Hello friends. The soon-to-be-released September issue of Seattle Met contains that magazine’s annual list of Washington’s 100 Best Wines. This year, a familiar face compiled the list: Sean Sullivan of Washington Wine Report. Here is his methodology, as stated in the magazine:
“Sullivan started by authoring a call for submissions that was published in the Washington Wine Commission’s newsletter, which goes out to all wineries in the state. Wineries were allowed to send a maximum of four wines: one bottle (red or white) under $25; one under $50; one over $50; and one white wine of any price… Sullivan sampled each bottle blind in groups of four to six, organized by varietal. He rated them on a 100-point scale.”
The Full Pull warehouse served as Sean’s storage and tasting facilities for this project, which meant I got to gawk at (and taste a few of) the wines that were submitted. It was a stellar list, with just about all the big guns in the state represented. Here is a link to the online version of the story. As you can see, the wines finishing in the top two spots (one from Quilceda Creek; one from Cayuse) are utterly inaccessible. But then there’s number three.
Due to a few strokes of good fortune, I’m able to offer number three: Rick Small’s 2007 Old-Vines Cabernet Sauvignon. First, the wine was released recently, so it is still available (this one rarely lasts through the holiday season). And second, I had the chance to taste this wine with Rick Small during my July visit to Walla Walla. I was planning on holding off until closer to the holidays for this offering, but Seattle Met has no shortage of readers, and I suspect this article will hasten the wine’s disappearance.
I’m giddy with delight to be working with Woodward Canyon. After already having our inaugural offerings with Andrew Will and Grand Reve in July, to add Woodward Canyon to the list in August is the capstone on a fine summer for our list members.
Rick Small is a pioneer in the Walla Walla Valley and is still going strong today (a future Woodward Canyon offering will delve more into Rick’s singular passion for his estate vineyard land). He began his winery in 1981, and one of his wines was the Dedication Series Cab, which eventually morphed into the Old Vines Cab. He has been working with Champoux Vineyard fruit since 1985, when it was still called Mercer Ranch. The old blocks of Champoux comprise 74% of the blend here, with the remainder rounded out by the oldest Cabernet blocks at Sagemoor Vineyard, another stellar site.
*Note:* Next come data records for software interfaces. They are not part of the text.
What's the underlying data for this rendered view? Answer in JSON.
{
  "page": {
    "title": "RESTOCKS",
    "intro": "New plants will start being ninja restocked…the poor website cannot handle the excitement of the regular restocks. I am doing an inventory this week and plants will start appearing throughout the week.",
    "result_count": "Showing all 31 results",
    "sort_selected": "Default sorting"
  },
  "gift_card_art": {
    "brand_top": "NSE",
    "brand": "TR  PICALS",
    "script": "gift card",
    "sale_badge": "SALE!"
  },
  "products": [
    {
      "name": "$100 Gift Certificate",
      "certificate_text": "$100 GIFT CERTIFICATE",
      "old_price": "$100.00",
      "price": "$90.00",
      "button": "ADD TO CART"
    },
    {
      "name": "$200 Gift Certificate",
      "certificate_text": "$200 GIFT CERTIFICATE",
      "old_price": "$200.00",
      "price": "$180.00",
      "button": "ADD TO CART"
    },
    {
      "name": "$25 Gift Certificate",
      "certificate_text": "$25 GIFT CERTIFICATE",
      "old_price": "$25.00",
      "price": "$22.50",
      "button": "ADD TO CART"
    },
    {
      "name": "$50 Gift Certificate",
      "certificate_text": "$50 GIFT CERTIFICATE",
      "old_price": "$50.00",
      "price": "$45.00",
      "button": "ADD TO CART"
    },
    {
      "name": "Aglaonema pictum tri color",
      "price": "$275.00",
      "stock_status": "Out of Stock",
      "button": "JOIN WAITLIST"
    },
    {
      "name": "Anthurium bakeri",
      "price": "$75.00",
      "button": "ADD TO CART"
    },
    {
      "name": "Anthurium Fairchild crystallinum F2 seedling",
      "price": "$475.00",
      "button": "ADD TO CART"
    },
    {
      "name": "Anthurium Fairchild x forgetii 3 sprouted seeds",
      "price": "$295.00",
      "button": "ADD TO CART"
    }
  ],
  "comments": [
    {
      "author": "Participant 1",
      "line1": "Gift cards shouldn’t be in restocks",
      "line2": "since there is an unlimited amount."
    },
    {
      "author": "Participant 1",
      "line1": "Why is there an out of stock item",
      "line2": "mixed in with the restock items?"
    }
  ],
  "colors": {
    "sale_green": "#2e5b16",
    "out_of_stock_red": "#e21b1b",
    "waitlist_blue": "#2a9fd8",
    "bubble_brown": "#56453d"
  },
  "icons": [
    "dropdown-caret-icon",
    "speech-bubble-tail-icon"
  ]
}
The aromas here are deep and dark. It is apparent upon first sniff that this can be nothing but Cabernet, swaddled in a layer of luxurious French oak. Layers upon layers emerge on the palate. There is fruit: black cherries, cassis, mango, and citrus peel. There is barrel: sweet baking spice and vanilla bean. There is mineral: flinty metals and streaks of iron. It just goes on and on, and all of it with clarity, precision, and exceptional depth of flavor.
Seattle Met Magazine (Sean Sullivan): “($79); [REVIEW TEXT WITHHELD]. 95pts.”
Demand from lifestyle magazine articles like this takes time to trickle through retail channels. Let’s jump in before that happens. Please limit order requests to no more than 12 bottles, and we will do our best to fulfill all requests. We should have this wine in the warehouse in less than a week, at which point it will be available for pickup or shipping during the autumn shipping window.